WHAT THE TASK ASKS: Each line that contains the word "this" is to be copied from the records below.

DATA UNDER STUDY:
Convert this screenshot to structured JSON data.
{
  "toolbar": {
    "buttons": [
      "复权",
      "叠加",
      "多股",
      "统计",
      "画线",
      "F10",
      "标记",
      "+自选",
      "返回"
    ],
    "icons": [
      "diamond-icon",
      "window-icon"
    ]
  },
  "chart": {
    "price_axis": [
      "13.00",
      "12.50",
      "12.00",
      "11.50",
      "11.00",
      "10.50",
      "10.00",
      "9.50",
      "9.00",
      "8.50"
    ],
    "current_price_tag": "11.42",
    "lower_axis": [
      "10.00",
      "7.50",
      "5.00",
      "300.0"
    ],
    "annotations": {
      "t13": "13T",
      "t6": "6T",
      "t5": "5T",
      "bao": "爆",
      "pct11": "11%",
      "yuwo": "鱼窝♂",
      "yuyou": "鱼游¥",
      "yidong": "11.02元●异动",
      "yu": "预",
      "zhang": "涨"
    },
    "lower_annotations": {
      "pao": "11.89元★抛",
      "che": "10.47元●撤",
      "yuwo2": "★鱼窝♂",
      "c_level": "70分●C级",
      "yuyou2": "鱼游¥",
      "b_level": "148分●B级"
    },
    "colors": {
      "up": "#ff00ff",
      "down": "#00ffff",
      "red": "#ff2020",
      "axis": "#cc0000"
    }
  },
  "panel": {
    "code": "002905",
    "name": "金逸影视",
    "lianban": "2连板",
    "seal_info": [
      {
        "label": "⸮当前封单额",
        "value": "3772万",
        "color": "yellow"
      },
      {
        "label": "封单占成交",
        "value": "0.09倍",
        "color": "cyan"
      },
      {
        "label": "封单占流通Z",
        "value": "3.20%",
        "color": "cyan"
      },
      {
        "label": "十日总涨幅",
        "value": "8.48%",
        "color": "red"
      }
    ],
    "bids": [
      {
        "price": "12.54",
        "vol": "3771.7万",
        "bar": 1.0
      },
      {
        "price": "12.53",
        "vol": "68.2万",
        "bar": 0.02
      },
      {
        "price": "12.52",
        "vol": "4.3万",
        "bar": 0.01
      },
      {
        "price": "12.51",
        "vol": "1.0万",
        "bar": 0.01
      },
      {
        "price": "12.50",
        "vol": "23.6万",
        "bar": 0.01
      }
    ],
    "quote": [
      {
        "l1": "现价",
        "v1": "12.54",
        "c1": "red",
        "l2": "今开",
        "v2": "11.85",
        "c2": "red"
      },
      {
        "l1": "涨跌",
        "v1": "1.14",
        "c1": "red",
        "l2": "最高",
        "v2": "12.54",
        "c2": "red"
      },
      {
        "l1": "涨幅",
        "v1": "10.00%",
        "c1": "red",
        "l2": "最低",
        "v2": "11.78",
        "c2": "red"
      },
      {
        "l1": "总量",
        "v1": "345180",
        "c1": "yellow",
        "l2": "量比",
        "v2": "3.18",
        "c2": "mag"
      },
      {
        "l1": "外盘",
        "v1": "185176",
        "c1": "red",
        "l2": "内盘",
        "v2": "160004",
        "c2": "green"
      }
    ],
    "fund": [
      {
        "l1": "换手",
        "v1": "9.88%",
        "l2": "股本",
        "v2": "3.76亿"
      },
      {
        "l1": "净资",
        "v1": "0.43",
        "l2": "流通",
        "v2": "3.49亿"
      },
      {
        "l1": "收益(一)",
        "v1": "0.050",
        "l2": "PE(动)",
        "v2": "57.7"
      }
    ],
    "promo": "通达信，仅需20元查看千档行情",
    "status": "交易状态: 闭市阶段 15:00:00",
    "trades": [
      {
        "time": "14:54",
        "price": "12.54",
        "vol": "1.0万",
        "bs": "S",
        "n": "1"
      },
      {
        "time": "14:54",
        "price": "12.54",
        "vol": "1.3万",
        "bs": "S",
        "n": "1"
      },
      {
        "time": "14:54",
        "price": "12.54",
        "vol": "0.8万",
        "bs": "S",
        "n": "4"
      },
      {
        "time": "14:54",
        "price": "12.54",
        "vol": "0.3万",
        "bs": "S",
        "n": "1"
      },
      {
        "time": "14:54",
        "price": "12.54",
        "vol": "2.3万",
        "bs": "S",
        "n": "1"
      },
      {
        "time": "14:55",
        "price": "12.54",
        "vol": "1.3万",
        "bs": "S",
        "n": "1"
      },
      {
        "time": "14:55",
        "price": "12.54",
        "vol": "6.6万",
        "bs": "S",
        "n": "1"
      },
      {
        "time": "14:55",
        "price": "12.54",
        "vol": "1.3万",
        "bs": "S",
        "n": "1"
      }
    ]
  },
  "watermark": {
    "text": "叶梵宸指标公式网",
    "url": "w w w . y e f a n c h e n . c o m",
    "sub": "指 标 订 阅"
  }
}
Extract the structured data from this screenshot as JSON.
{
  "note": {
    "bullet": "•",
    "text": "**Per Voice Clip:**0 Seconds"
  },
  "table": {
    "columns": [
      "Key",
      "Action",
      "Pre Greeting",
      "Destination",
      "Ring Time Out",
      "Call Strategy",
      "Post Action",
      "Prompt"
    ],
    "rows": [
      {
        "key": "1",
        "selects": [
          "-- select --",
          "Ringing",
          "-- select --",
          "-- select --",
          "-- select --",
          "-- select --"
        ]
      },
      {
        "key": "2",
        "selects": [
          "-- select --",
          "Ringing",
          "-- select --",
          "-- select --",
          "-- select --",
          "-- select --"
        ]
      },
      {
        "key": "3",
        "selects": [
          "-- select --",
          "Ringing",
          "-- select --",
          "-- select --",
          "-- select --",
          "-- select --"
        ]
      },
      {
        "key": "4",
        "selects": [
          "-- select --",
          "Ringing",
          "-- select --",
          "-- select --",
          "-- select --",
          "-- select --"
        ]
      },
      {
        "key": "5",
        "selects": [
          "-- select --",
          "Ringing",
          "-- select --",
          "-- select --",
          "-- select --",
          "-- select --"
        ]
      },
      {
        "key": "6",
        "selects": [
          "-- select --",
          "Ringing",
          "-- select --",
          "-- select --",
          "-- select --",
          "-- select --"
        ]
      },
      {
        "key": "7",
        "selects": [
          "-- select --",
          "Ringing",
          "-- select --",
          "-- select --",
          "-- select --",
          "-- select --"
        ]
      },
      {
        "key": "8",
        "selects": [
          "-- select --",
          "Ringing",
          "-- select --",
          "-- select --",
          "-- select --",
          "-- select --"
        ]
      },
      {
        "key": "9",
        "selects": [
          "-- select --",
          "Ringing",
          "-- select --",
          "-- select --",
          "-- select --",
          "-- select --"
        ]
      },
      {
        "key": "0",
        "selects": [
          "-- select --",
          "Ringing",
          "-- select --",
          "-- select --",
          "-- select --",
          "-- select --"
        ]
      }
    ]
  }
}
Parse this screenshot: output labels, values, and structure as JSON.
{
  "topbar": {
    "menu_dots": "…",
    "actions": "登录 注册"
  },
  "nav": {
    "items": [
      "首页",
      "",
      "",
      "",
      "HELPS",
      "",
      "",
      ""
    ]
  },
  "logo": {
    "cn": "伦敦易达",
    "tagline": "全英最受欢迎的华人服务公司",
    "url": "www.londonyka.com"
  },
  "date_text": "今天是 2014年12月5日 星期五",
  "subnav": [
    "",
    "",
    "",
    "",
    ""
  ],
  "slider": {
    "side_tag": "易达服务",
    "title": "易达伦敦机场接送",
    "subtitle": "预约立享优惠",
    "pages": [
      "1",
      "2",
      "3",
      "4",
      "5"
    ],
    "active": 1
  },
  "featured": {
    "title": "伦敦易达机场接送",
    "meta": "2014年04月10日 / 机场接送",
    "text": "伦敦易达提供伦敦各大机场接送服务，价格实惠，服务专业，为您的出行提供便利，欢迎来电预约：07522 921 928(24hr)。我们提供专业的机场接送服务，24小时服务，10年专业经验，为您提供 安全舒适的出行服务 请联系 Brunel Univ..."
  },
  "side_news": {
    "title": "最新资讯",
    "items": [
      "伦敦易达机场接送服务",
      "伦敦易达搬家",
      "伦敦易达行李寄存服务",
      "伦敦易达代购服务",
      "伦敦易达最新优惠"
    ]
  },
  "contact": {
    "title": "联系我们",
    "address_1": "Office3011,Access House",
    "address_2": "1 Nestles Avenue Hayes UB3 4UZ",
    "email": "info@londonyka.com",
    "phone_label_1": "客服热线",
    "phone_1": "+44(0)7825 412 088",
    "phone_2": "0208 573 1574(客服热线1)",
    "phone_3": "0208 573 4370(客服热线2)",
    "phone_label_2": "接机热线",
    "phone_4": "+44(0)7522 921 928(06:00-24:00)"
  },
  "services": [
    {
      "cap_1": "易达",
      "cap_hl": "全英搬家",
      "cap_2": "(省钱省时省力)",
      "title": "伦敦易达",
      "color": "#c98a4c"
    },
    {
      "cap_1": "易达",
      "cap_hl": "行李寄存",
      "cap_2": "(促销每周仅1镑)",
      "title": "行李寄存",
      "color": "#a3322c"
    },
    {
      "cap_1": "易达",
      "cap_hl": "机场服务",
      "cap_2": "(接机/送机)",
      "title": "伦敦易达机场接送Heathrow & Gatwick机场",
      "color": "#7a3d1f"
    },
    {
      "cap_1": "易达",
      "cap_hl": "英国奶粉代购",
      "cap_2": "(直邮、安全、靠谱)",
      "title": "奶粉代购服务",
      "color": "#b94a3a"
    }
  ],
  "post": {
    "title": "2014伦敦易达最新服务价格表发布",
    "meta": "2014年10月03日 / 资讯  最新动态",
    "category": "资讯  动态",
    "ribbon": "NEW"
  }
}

RESPONSE BELOW:
Convert this screenshot to structured JSON data.
Extract the structured data from this screenshot as JSON.
Parse this screenshot: output labels, values, and structure as JSON.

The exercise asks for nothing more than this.